I suppose I ought to be happy that the House has passed a non-binding Measure Opposing Troop Surge.
But. It seems clearer each day that there is no serious strategy for victory in Iran — however defined (and it usually isn't defined by those who shout for it most loudly). There is no serious plan for how we will staff the conflict other than extending the rotation of troops who have suffered enough. There is no serious plan even for equipping the troops on the ground, many of whom are being deployed without the armor that might protect their vehicles against IEDs and the like.
There is, at last, some sort of plan in the next budget for paying to replace the equipment this war is chewing up. The contractors will be OK; if only we had equally good plans for the soldiers and families being chewed up by this war. Not to mention the Iraqis.
Otherwise, what planning we find in the White House seems to be about rattling sabers at Iran and hoping they take the bait, allowing massive air strikes in retaliation. This is the sort of planning you expect from drug addicts scheming for a new fix.
In this atmosphere, the House of Representatives has labored hard. Members debated for 44 hours and 55 minutes. Over the past four days, a total of 393 Members spoke on the House Floor: 221 Democrats, and 172 Republicans. And then they voted. And now we have a totally precatory resolution aimed at the surge that doesn't even condemn the war, and doesn't address the Iran situation.
The radio said “Bush suffers a major political defeat.” Let me tell you how much that defeat matters: while the House was debating today, the Pentagon shipped off another 1,000 troops.
I understand the argument that this is a first step in a long campaign.
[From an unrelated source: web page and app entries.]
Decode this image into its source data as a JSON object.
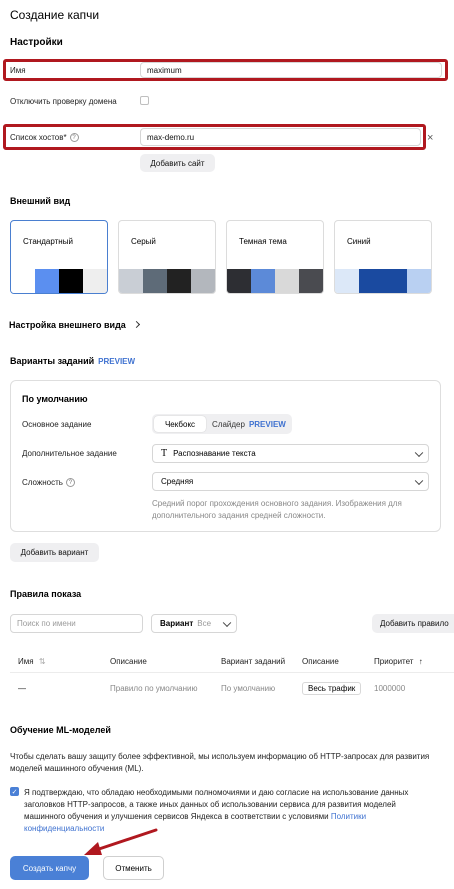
{
  "page": {
    "title": "Создание капчи"
  },
  "settings": {
    "heading": "Настройки",
    "name_label": "Имя",
    "name_value": "maximum",
    "disable_domain_check_label": "Отключить проверку домена",
    "hosts_label": "Список хостов*",
    "hosts_value": "max-demo.ru",
    "add_site_label": "Добавить сайт"
  },
  "appearance": {
    "heading": "Внешний вид",
    "themes": [
      {
        "name": "Стандартный",
        "swatches": [
          "#ffffff",
          "#5b8ff0",
          "#000000",
          "#eeeeee"
        ],
        "selected": true
      },
      {
        "name": "Серый",
        "swatches": [
          "#c9ced5",
          "#5e6b78",
          "#222222",
          "#b3b7bd"
        ],
        "selected": false
      },
      {
        "name": "Темная тема",
        "swatches": [
          "#2d2e33",
          "#5c8ad8",
          "#d9d9d9",
          "#4a4b50"
        ],
        "selected": false
      },
      {
        "name": "Синий",
        "swatches": [
          "#dce8f8",
          "#1a4aa0",
          "#1a4aa0",
          "#b9d0f2"
        ],
        "selected": false
      }
    ],
    "settings_link": "Настройка внешнего вида"
  },
  "task_variants": {
    "heading": "Варианты заданий",
    "preview_badge": "PREVIEW",
    "default_card_title": "По умолчанию",
    "main_task_label": "Основное задание",
    "main_task_options": [
      "Чекбокс",
      "Слайдер"
    ],
    "slider_preview": "PREVIEW",
    "extra_task_label": "Дополнительное задание",
    "extra_task_value": "Распознавание текста",
    "difficulty_label": "Сложность",
    "difficulty_value": "Средняя",
    "difficulty_hint": "Средний порог прохождения основного задания. Изображения для дополнительного задания средней сложности.",
    "add_variant_label": "Добавить вариант"
  },
  "display_rules": {
    "heading": "Правила показа",
    "search_placeholder": "Поиск по имени",
    "variant_filter_label": "Вариант",
    "variant_filter_value": "Все",
    "add_rule_label": "Добавить правило",
    "columns": [
      "Имя",
      "Описание",
      "Вариант заданий",
      "Описание",
      "Приоритет"
    ],
    "row": {
      "name": "—",
      "description": "Правило по умолчанию",
      "variant": "По умолчанию",
      "badge": "Весь трафик",
      "priority": "1000000"
    }
  },
  "ml": {
    "heading": "Обучение ML-моделей",
    "description": "Чтобы сделать вашу защиту более эффективной, мы используем информацию об HTTP-запросах для развития моделей машинного обучения (ML).",
    "consent_text": "Я подтверждаю, что обладаю необходимыми полномочиями и даю согласие на использование данных заголовков HTTP-запросов, а также иных данных об использовании сервиса для развития моделей машинного обучения и улучшения сервисов Яндекса в соответствии с условиями",
    "consent_link": "Политики конфиденциальности",
    "consent_checked": true
  },
  "actions": {
    "create_label": "Создать капчу",
    "cancel_label": "Отменить"
  },
  "colors": {
    "accent": "#4a80d6",
    "highlight": "#b0181f"
  }
}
Members who voted for this will see that they are not struck dead by lightening and this will embolden them.
Wee, sleekit, cowrin', tim'rous beastie,
O, what a panic's in thy breastie!
Thou need na start awa sae hasty,
Wi' bickering brattle!
And, yes, it could be even worse: the Senate tomorrow will vote on whether it can even vote on a similar, equally precatory, resolution. UPDATE: And may not even pass the resolution with the 60 votes needed to allow debate.
I'm so excited and heartened I can't hardly stand it.